One thing that tends to fuel sleep problems of all sorts is that there's a tendency on the part of both parents and children to panic whenever sleep problems occur. It's midnight, and your child's awake, and all you can think about is how tired he'll be when he wakes up at 7:00 to get ready for school. So you resort to unusual tactics, and if these fail, you're only more frustrated. Kids pick up on this anxiety, and it creates anxiety for them too. Now their anxious mind may struggle even more with the task of getting to sleep. It may also lead to extravagant bedtime rituals which you do not want to repeat every night.
Ten-thousand or twenty-thousand years ago, parents didn't have this problem. Families all slept in the same bed, there were no rigid schedules to conform to, and if a child struggled to sleep one night he'd just sleep in the next morning. Today, parents have lighted homes filled with appealing devices like televisions. They have rigid school schedules to conform to, baths to give, teeth to brush, and stories to read before settling the kids down to sleep, all done separately from where they'll bed for the night. All these demands of modern convenience create anxiety, and this interferes with everyone's plans.
So if you struggle with a child's sleep habits, one of the most important things you can do as a parent is to relax, and remember that one night of insomnia does not spell doom and gloom. If your child is sleepy the next day, so what? He may be cranky, but it's not the end of the world. Keep him on his regular schedule, and chances are he'll have an easier time falling asleep the next night. A child's biology has a way of correcting itself over time, and they'll fall into the sleep they need, so long as you're providing the proper allotments. Just as stock traders can get into trouble by reading too much into the swings and shifts in prices that occur throughout the day, parents can cause themselves a lot of unnecessary stress by fussing too much over one night of sleep. More importantly, it can create a self-fulfilling prophecy. One of the best ways to experience sleep problems is to have you and your child worrying about sleep problems.
So try to relax.
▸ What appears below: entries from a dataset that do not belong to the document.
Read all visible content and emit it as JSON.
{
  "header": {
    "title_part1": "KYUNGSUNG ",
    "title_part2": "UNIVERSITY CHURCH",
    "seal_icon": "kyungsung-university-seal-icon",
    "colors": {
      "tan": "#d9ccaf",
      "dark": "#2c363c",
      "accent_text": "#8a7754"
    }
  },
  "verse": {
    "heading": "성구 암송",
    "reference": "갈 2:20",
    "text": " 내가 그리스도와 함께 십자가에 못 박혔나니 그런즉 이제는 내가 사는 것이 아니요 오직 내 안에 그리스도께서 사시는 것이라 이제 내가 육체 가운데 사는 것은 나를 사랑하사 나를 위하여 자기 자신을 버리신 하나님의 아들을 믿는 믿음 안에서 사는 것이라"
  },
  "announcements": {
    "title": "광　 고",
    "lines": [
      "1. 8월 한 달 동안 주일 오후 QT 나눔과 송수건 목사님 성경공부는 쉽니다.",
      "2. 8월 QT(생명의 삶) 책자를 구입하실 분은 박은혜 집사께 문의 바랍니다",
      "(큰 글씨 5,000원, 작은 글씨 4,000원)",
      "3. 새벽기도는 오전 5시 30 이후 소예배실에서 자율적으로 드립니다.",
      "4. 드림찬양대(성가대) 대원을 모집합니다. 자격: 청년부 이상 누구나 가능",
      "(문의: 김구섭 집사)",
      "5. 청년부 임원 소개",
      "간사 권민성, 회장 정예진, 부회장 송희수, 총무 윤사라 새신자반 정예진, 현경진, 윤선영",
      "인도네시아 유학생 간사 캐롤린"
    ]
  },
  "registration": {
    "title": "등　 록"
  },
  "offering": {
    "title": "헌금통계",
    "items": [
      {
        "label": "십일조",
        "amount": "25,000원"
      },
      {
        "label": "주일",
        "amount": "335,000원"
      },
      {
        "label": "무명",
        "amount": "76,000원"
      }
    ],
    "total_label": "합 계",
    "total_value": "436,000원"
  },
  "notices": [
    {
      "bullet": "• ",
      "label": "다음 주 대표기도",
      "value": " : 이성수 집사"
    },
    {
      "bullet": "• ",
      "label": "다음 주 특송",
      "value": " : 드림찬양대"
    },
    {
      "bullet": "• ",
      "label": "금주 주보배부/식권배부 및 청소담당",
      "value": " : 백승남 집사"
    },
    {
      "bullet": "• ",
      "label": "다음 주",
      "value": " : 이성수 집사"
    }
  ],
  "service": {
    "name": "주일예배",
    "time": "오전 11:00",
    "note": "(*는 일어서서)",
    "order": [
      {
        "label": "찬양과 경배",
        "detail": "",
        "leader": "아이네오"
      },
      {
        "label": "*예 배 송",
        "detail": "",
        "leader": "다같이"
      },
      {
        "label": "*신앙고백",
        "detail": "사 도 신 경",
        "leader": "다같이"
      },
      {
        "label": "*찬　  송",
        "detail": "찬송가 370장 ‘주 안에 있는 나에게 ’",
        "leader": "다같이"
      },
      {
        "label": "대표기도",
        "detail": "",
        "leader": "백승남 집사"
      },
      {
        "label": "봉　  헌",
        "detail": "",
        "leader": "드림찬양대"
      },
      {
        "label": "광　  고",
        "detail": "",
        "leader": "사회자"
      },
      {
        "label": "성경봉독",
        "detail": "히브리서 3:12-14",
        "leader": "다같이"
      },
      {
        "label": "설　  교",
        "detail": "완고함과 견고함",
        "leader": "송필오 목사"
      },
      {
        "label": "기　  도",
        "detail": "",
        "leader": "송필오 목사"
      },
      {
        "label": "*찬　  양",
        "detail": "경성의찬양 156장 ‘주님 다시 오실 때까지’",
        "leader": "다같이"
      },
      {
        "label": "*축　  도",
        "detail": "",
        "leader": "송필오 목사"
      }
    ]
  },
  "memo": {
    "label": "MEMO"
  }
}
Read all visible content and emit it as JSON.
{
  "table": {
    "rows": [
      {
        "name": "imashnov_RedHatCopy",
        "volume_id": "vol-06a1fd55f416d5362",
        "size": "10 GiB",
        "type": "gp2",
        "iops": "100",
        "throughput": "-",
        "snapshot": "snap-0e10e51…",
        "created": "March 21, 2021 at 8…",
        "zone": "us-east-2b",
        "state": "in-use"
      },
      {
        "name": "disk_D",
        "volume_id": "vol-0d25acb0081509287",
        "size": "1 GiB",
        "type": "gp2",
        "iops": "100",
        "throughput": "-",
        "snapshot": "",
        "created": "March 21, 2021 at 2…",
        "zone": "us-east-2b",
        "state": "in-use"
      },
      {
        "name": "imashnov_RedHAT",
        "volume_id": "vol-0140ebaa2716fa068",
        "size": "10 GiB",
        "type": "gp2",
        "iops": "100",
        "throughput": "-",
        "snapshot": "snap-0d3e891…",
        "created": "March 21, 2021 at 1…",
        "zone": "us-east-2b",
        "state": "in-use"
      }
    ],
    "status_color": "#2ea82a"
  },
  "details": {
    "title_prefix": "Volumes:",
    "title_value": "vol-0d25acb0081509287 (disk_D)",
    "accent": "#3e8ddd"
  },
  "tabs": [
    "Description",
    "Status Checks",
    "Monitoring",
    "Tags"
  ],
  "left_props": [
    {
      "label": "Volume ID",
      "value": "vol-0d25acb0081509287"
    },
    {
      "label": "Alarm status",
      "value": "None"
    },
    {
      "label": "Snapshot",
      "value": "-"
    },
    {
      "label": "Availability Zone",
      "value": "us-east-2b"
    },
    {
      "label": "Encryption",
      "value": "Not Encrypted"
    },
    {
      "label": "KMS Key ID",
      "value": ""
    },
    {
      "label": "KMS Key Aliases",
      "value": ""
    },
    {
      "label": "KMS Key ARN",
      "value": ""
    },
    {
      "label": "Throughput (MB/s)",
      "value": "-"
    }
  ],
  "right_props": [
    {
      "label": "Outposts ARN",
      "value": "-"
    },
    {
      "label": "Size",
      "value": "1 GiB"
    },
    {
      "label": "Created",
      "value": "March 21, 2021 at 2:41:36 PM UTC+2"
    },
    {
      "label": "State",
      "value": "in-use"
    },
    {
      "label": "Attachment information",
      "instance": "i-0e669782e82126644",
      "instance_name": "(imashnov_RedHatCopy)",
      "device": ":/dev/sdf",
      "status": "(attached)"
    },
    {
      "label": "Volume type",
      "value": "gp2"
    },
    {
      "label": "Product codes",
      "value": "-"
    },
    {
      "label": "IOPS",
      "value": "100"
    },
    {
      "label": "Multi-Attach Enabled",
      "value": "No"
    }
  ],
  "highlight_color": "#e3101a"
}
Approach these issues with long-term goals in mind, and don't lose your head over the daily battles, which won't help anyone. A cranky, sleep-deprived child for a day or two is not the end of the world.